The lottery is a fixture in American society, with Americans spending upward of $100 billion on tickets per year. Some people buy tickets just for the chance to win a small sum, while others play in hopes of winning big. States promote lotteries as ways to raise revenue, but just how meaningful that revenue is in broader state budgets and whether it’s worth the trade-off of people losing money is debatable.
In a lottery, people buy numbered tickets and then prizes are drawn at random to determine winners. Prizes vary from cash to goods and services. Many states impose regulations on who can participate, how much money may be won, and when and where the drawings are held. Most states also require that the winners be publicized, and some require winners to submit proof of identity.
Historically, people organized lotteries to raise money for a variety of purposes. In ancient Rome, for example, the emperors used lotteries to give away land and slaves. Benjamin Franklin’s “Piece of Eight” lotteries were popular in the early United States, and tickets bearing George Washington’s signature are now valuable collectors’ items. However, religious groups and others opposed long-running lotteries until the 1970s.
The name lottery derives from the Dutch noun lot, meaning fate, and English variants include the Middle Dutch word loterie, which was probably borrowed from Old French, which in turn came from Latin loti, for ‘fate’. Regardless of the origin, it is now a widely used word to describe any game in which tokens are distributed or sold and the winner(s) are selected by lot. State lotteries are usually organized to benefit a charitable, religious, or public service cause and offer a large pool of prizes that may be smaller than the amount raised by the ticket sales.

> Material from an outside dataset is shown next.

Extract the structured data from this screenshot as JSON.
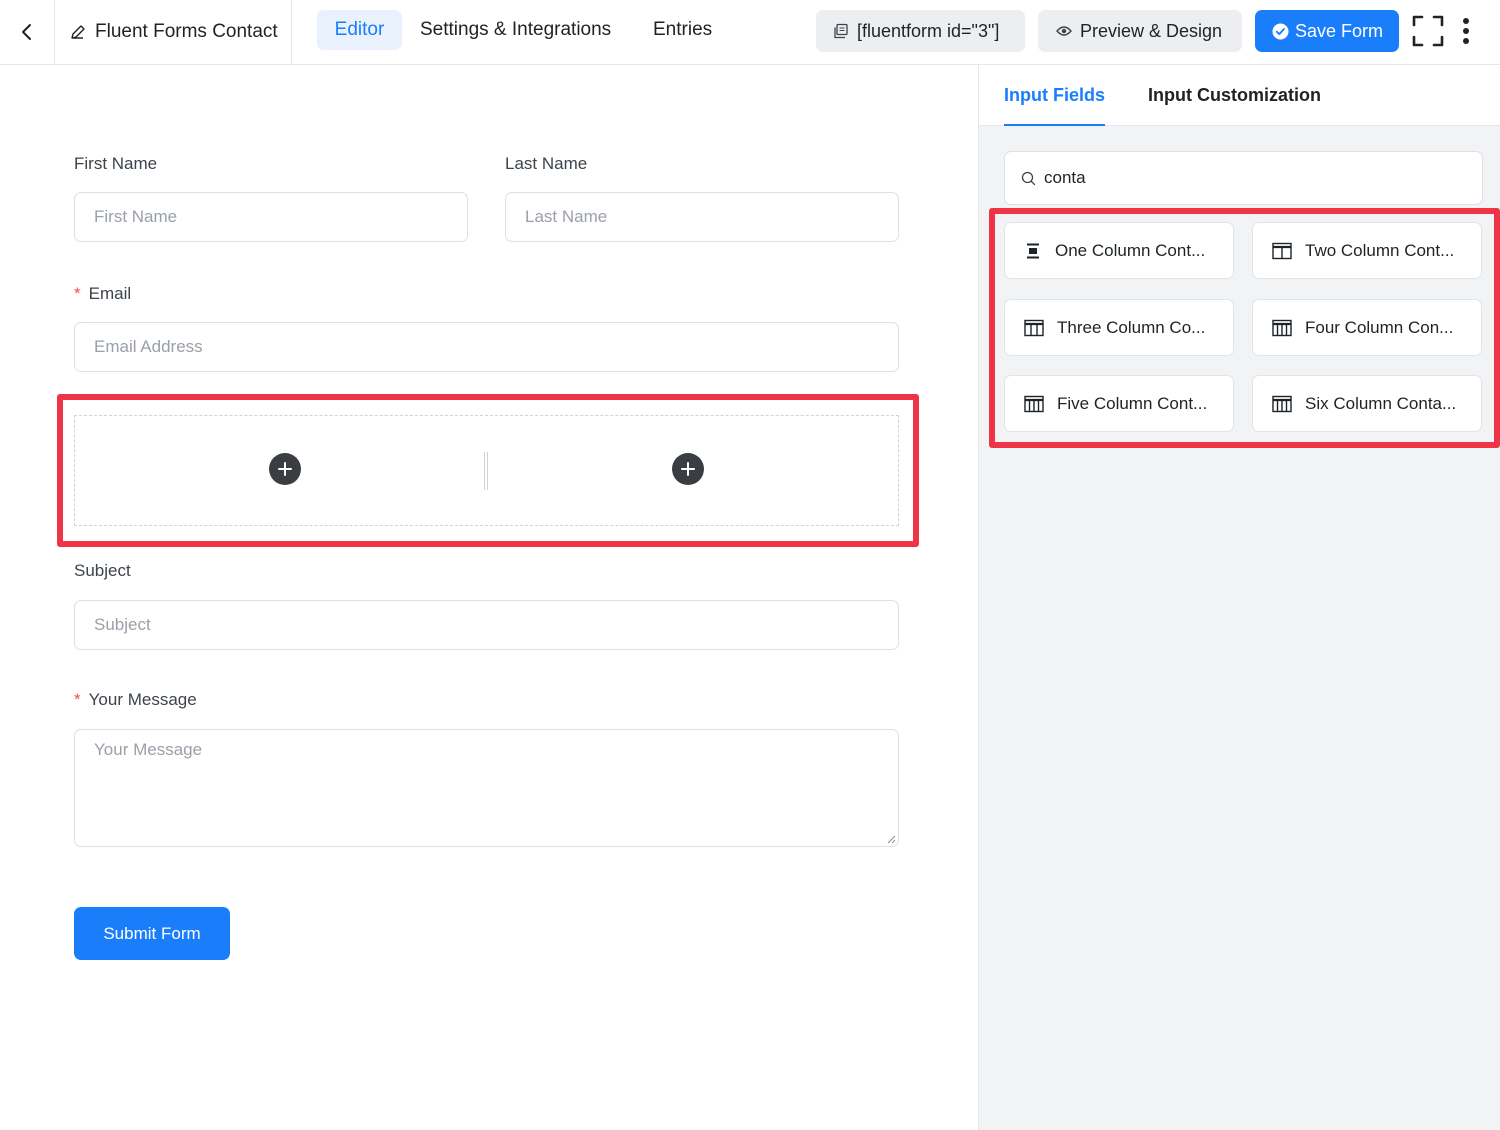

While winning the lottery is not a sure thing, it is definitely possible to increase your chances of winning by buying more tickets or participating in multiple drawings. A common strategy is to join a syndicate, where a group of people pool their money to buy more tickets and share the prize money. In addition to increasing your chances of winning, a syndicate can be a fun and social activity.
When HACA conducts a lottery, all applications in the lottery pool have an equal chance of being selected. The date you applied or any preference points you have do not impact your odds of being selected for the lottery. If you are not selected, you can re-apply when the lottery is next conducted.